## PROBLEM TO WORK ON
Pictures don't belong in the copy; print all the records exactly.

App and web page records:
★ ★ ★ ★

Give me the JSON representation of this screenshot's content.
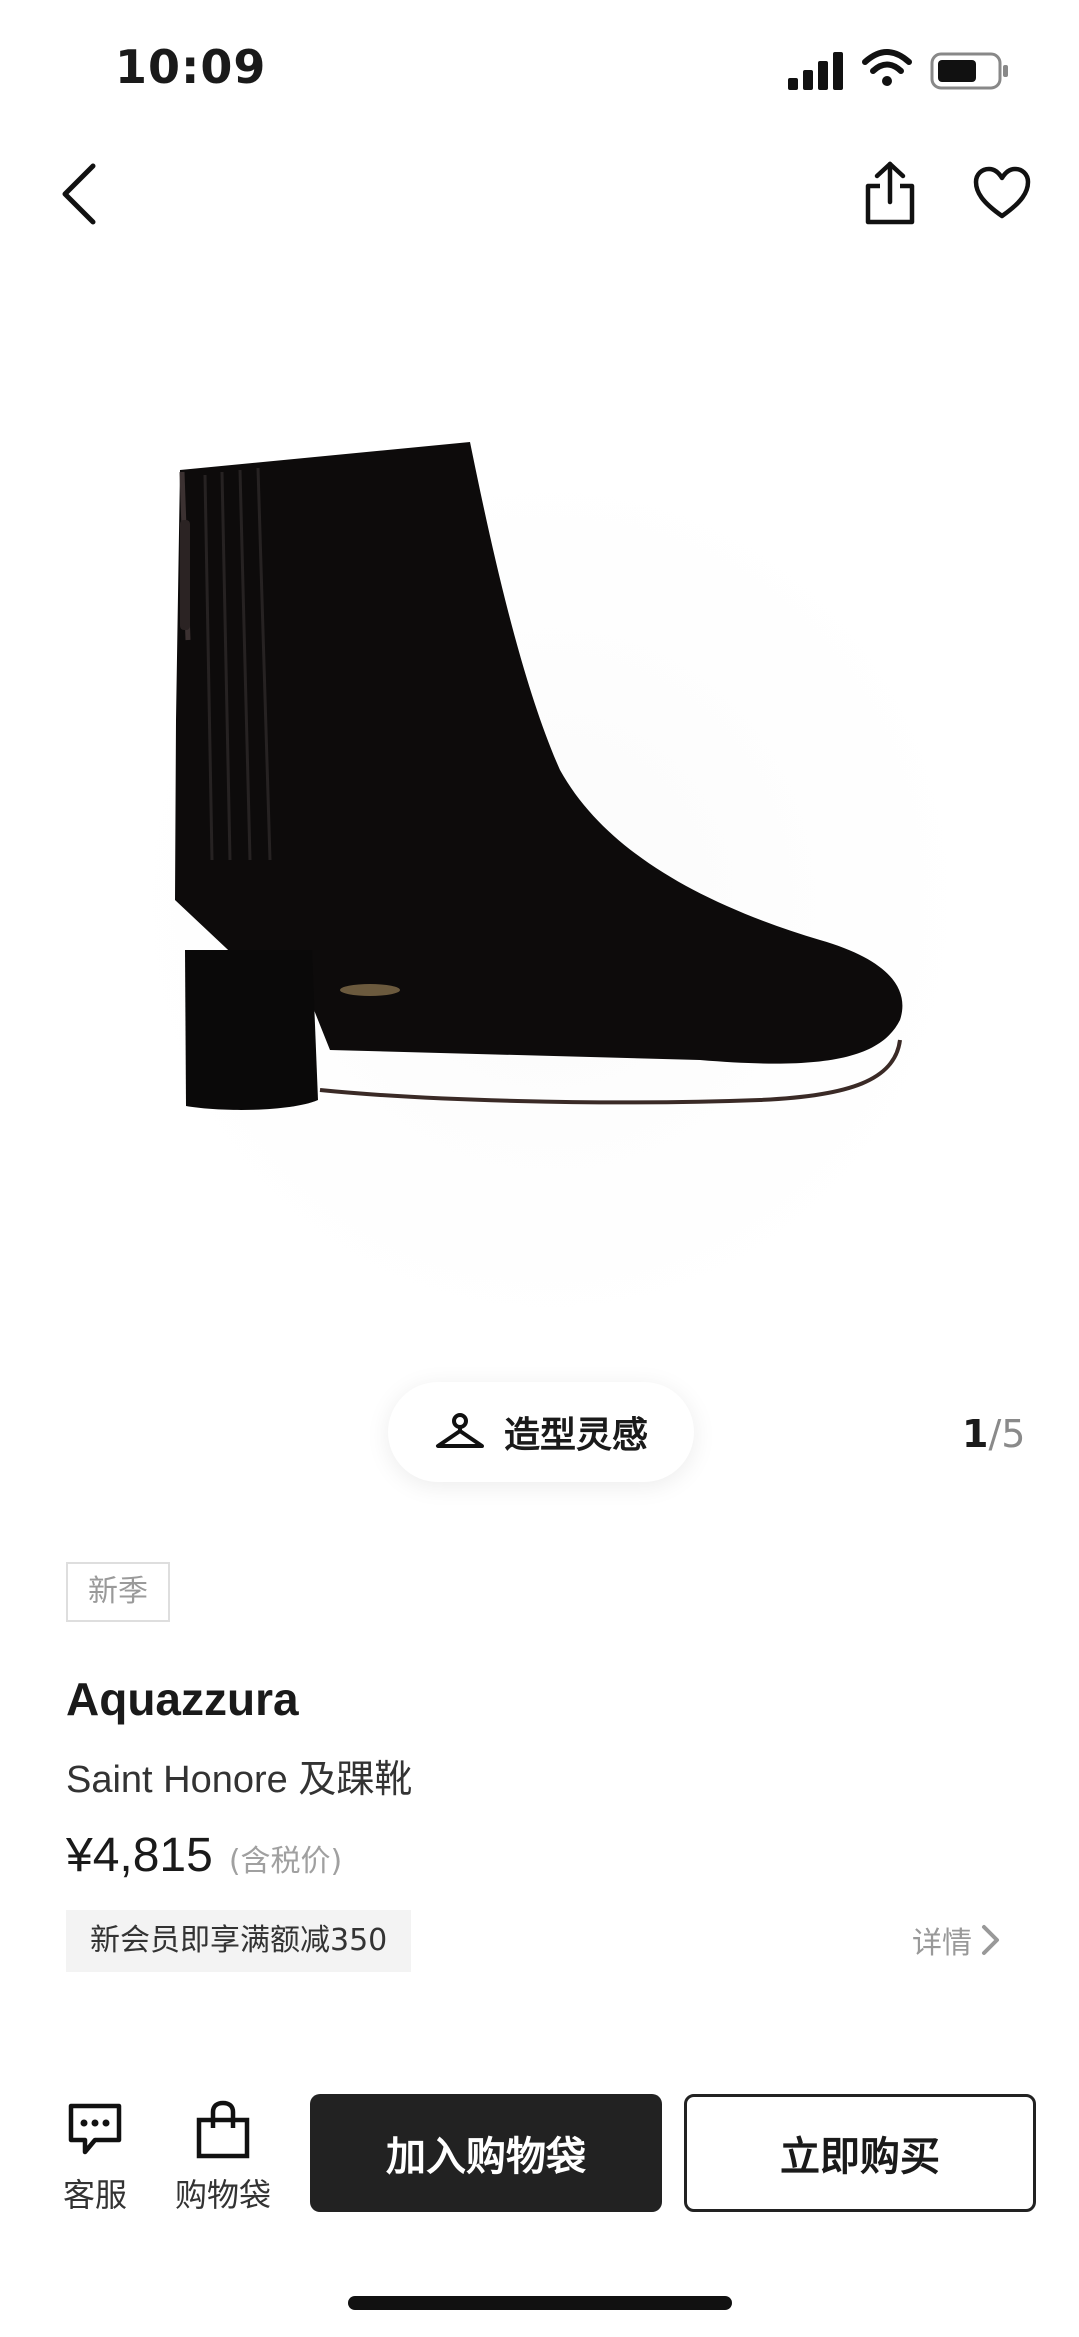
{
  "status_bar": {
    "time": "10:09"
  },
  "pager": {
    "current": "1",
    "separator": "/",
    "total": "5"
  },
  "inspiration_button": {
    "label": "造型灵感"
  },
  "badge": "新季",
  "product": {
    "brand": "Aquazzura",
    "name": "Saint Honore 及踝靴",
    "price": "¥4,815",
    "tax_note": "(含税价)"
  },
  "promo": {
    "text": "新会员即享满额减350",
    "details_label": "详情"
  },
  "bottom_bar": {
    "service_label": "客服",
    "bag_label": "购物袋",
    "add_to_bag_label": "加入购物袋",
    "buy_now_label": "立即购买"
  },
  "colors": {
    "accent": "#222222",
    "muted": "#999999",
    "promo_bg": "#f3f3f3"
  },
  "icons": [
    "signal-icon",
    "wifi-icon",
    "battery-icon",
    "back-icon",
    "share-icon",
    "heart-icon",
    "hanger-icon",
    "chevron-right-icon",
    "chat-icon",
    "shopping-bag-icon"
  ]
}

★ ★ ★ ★

## EXERCISE SOLUTION
Give me the JSON representation of this screenshot's content.
{
  "status_bar": {
    "time": "10:09"
  },
  "pager": {
    "current": "1",
    "separator": "/",
    "total": "5"
  },
  "inspiration_button": {
    "label": "造型灵感"
  },
  "badge": "新季",
  "product": {
    "brand": "Aquazzura",
    "name": "Saint Honore 及踝靴",
    "price": "¥4,815",
    "tax_note": "(含税价)"
  },
  "promo": {
    "text": "新会员即享满额减350",
    "details_label": "详情"
  },
  "bottom_bar": {
    "service_label": "客服",
    "bag_label": "购物袋",
    "add_to_bag_label": "加入购物袋",
    "buy_now_label": "立即购买"
  },
  "colors": {
    "accent": "#222222",
    "muted": "#999999",
    "promo_bg": "#f3f3f3"
  },
  "icons": [
    "signal-icon",
    "wifi-icon",
    "battery-icon",
    "back-icon",
    "share-icon",
    "heart-icon",
    "hanger-icon",
    "chevron-right-icon",
    "chat-icon",
    "shopping-bag-icon"
  ]
}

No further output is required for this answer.